For employees who are apprentices in the trades, RMR will pay full school tuition and a living allowance while they train, and will regularly pay to update courses. The resort will also annually send team members to industry conferences and training seminars. That goes for safety staff, too, whom—once in the fold of the resort—also get help pursuing new certificates and training: like avalanche-control blasting tickets. There are even seasonal gear allowances. But what’s probably more appealing are the ride breaks most employees get to enjoy.
Especially during the COVID-19 pandemic, RMR’s commitment to its staff has been a huge boost to the Revelstoke community in terms of getting people back to work. To do so, the resort implemented a robust sanitation program called Pure Clean. The new measures to protect staff and customers include “physical distancing, reduced lift capacity, frequent disinfection of gondola cabins, reduced seating in restaurants and dining areas, elimination of touch points, and daily staff temperature checks.”

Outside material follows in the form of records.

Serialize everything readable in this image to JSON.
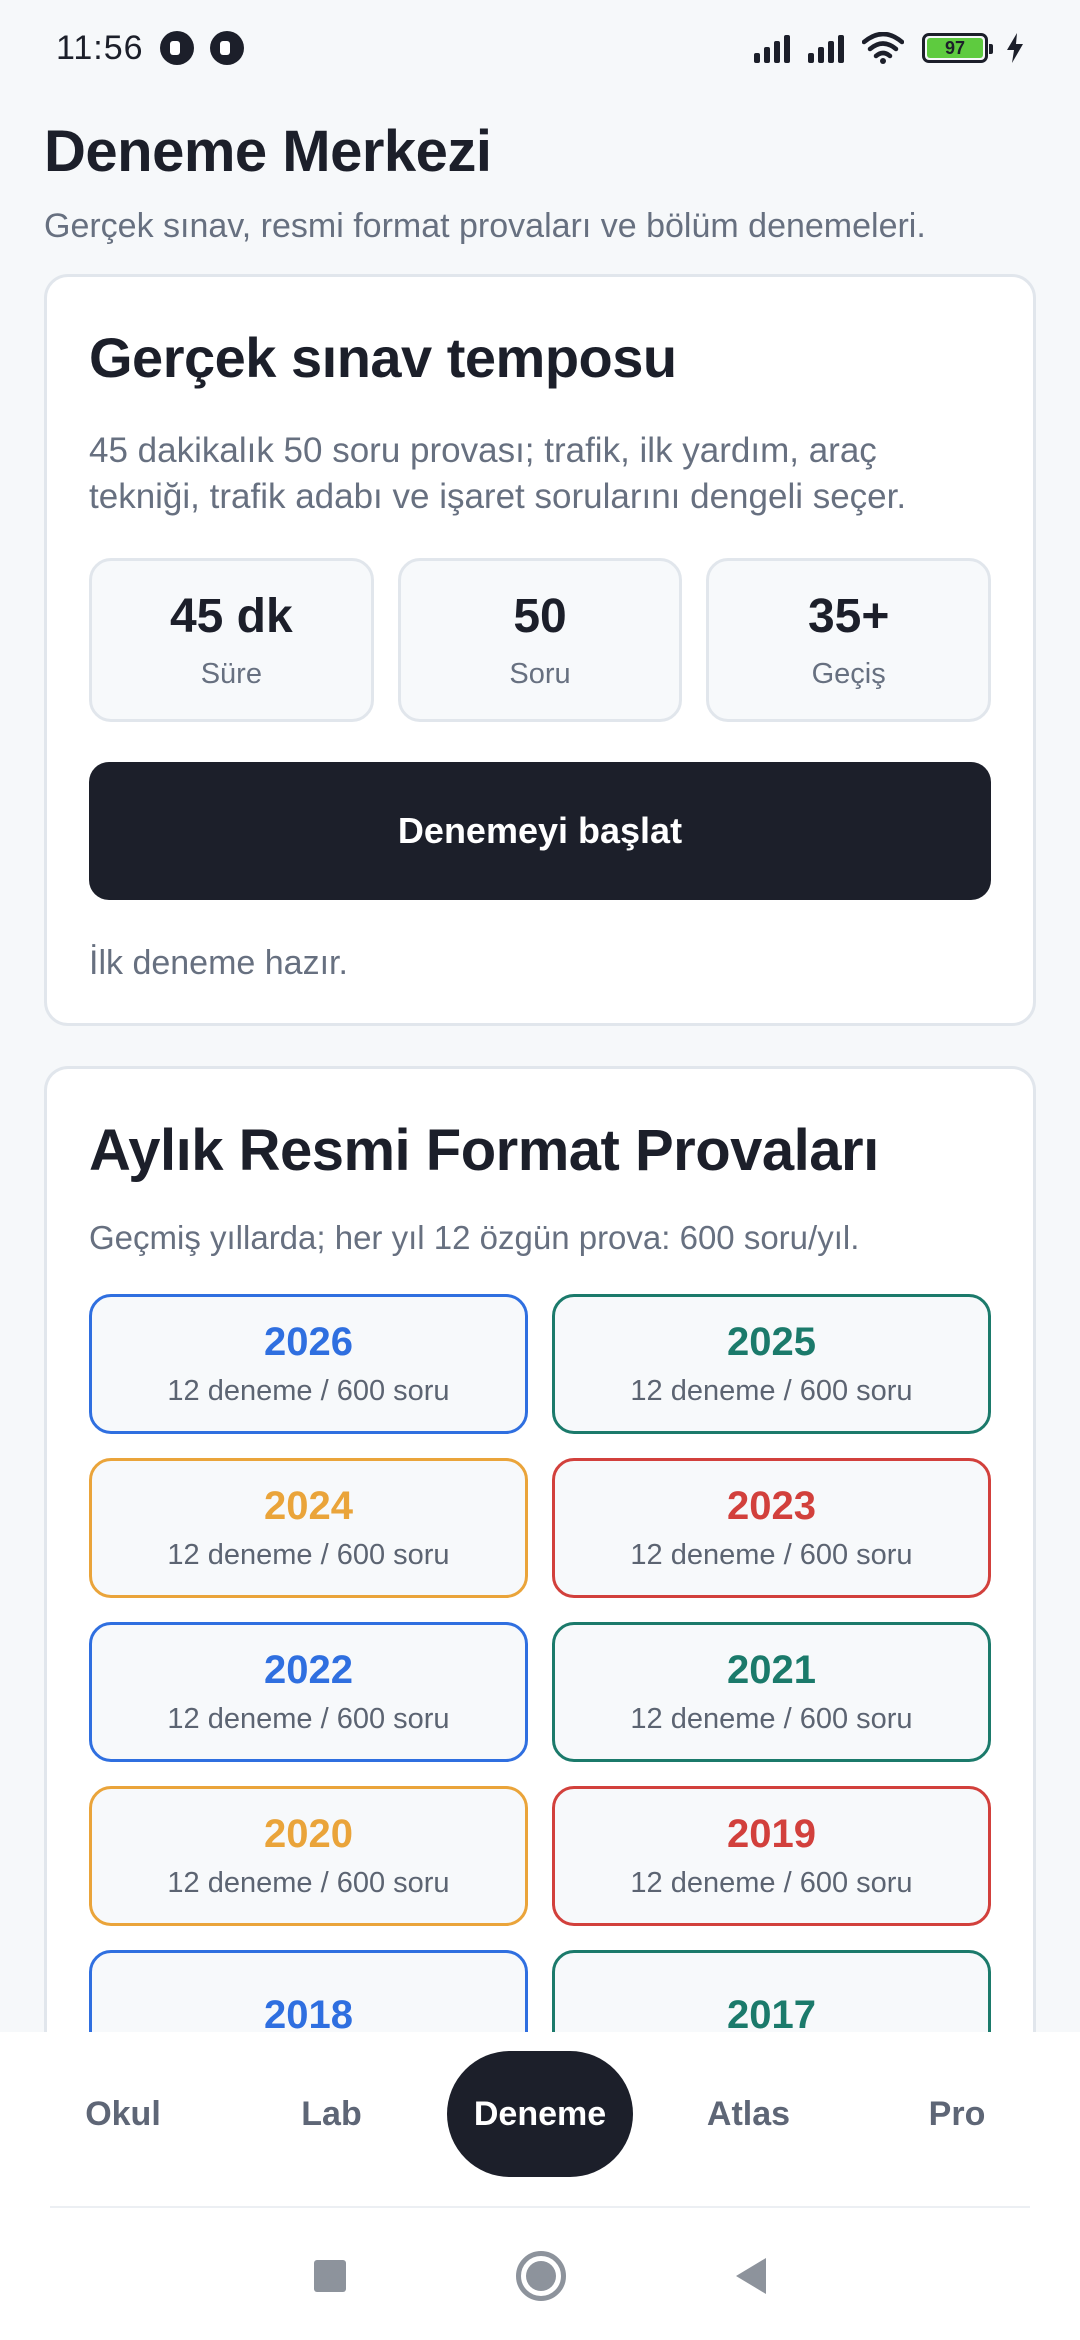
{
  "status_bar": {
    "time": "11:56",
    "battery_level": "97",
    "battery_color": "#5ecb3f"
  },
  "page": {
    "title": "Deneme Merkezi",
    "subtitle": "Gerçek sınav, resmi format provaları ve bölüm denemeleri."
  },
  "exam_card": {
    "title": "Gerçek sınav temposu",
    "description": "45 dakikalık 50 soru provası; trafik, ilk yardım, araç tekniği, trafik adabı ve işaret sorularını dengeli seçer.",
    "stats": [
      {
        "value": "45 dk",
        "label": "Süre"
      },
      {
        "value": "50",
        "label": "Soru"
      },
      {
        "value": "35+",
        "label": "Geçiş"
      }
    ],
    "start_button": "Denemeyi başlat",
    "status_note": "İlk deneme hazır."
  },
  "monthly_card": {
    "title": "Aylık Resmi Format Provaları",
    "description": "Geçmiş yıllarda; her yıl 12 özgün prova: 600 soru/yıl.",
    "years": [
      {
        "year": "2026",
        "meta": "12 deneme / 600 soru",
        "color": "#2f6fe0"
      },
      {
        "year": "2025",
        "meta": "12 deneme / 600 soru",
        "color": "#1b7a6b"
      },
      {
        "year": "2024",
        "meta": "12 deneme / 600 soru",
        "color": "#eaa43a"
      },
      {
        "year": "2023",
        "meta": "12 deneme / 600 soru",
        "color": "#d2403c"
      },
      {
        "year": "2022",
        "meta": "12 deneme / 600 soru",
        "color": "#2f6fe0"
      },
      {
        "year": "2021",
        "meta": "12 deneme / 600 soru",
        "color": "#1b7a6b"
      },
      {
        "year": "2020",
        "meta": "12 deneme / 600 soru",
        "color": "#eaa43a"
      },
      {
        "year": "2019",
        "meta": "12 deneme / 600 soru",
        "color": "#d2403c"
      },
      {
        "year": "2018",
        "meta": "",
        "color": "#2f6fe0"
      },
      {
        "year": "2017",
        "meta": "",
        "color": "#1b7a6b"
      }
    ]
  },
  "bottom_nav": {
    "active": "Deneme",
    "tabs": [
      "Okul",
      "Lab",
      "Deneme",
      "Atlas",
      "Pro"
    ]
  },
  "colors": {
    "primary_dark": "#1c1f2a",
    "muted_text": "#677080",
    "card_border": "#e1e6ec"
  }
}
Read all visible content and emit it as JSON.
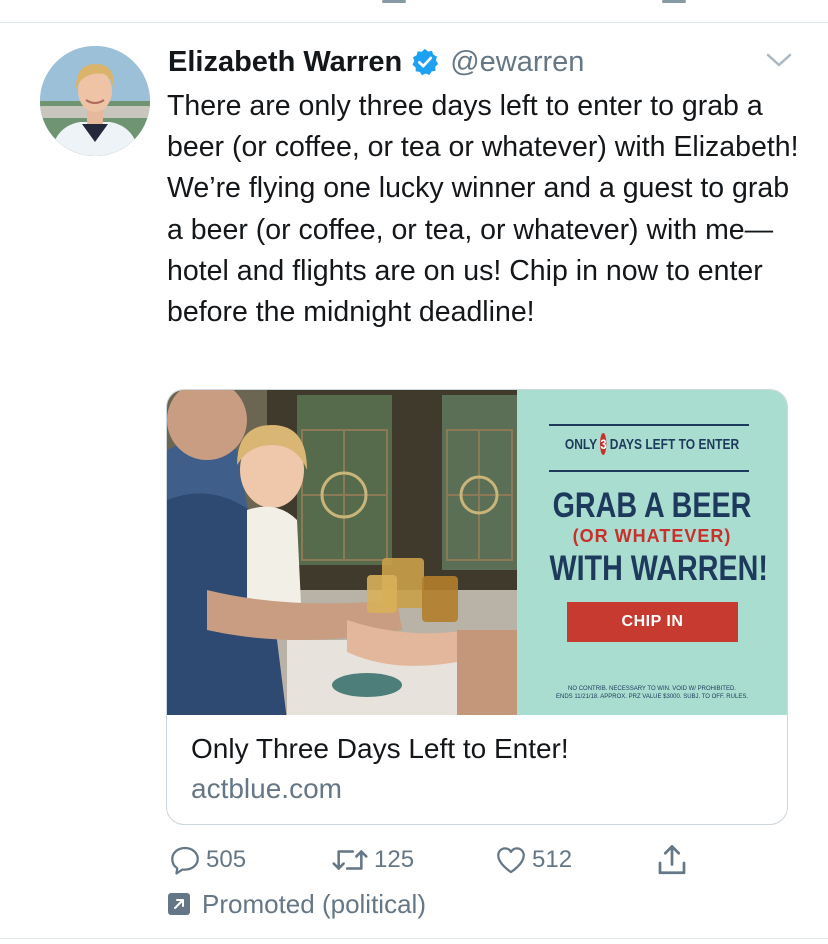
{
  "tweet": {
    "author_name": "Elizabeth Warren",
    "handle": "@ewarren",
    "text": "There are only three days left to enter to grab a beer (or coffee, or tea or whatever) with Elizabeth! We’re flying one lucky winner and a guest to grab a beer (or coffee, or tea, or whatever) with me—hotel and flights are on us! Chip in now to enter before the midnight deadline!"
  },
  "card": {
    "promo_only_prefix": "ONLY",
    "promo_days_number": "3",
    "promo_only_suffix": "DAYS LEFT TO ENTER",
    "promo_headline_1": "GRAB A BEER",
    "promo_headline_sub": "(OR WHATEVER)",
    "promo_headline_2": "WITH WARREN!",
    "promo_cta": "CHIP IN",
    "promo_fineprint_1": "No contrib. necessary to win. Void w/ prohibited.",
    "promo_fineprint_2": "Ends 11/21/18. Approx. prz value $3000. Subj. to off. rules.",
    "title": "Only Three Days Left to Enter!",
    "domain": "actblue.com"
  },
  "actions": {
    "replies": "505",
    "retweets": "125",
    "likes": "512"
  },
  "promoted_label": "Promoted (political)",
  "colors": {
    "verified_blue": "#1da1f2",
    "promo_mint": "#a9ddd0",
    "promo_navy": "#1d3a5c",
    "promo_red": "#c73a30",
    "muted_gray": "#657786"
  },
  "icons": [
    "verified-badge-icon",
    "chevron-down-icon",
    "reply-icon",
    "retweet-icon",
    "like-icon",
    "share-icon",
    "promoted-arrow-icon"
  ]
}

All staff are wearing masks, virtual queuing lets guests hold spots in line without actually being there and plexiglass keeps front-line workers and customers safely divided. And, for now, it’s working. There’s life in the plaza again, and smiles all over the mountain.

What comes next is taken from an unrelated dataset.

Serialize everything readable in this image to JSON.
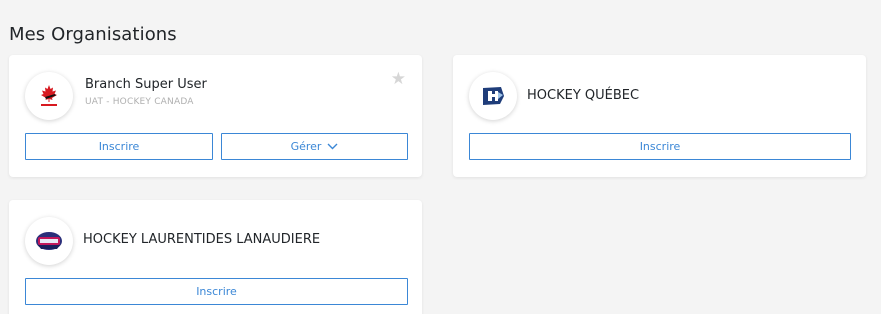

But the resort’s also doubled down on its longer-standing promise to the community by following through with Phase 2 of its development master plan, despite the economic challenges of the moment. That’s included breaking ground on a new hotel and a golf course that will see even more people employed, and yet more tourists for all businesses to work with.
“During these unprecedented times, we are pleased to see the continued investment in our community by Revelstoke Mountain Resort,” Mayor Gary Sulz said upon the announcement. “The resort is a key foundation to our tourism industry and local economy supporting local jobs and economic growth.”
And while Revelstoke on the whole adjusts the right amount of busyness at a time when it needs to be carefully metered, so far it’s going well. In the long these investments are helping make the town more livable and viable for an entire generation of young people. Not to mention more fun.
“The first year I did ticket sales, there wasn’t a need for anyone else here other than me,” Devin recalls. “And now there are six people around me to deal with ticket sales for mountain biking and skiing and the coaster and everything else between. COVID has created a hiccup for every resort, but I still think if you’re going to work in the ski industry right now, RMR is one of the fastest moving, fastest growing, most exciting places to be.”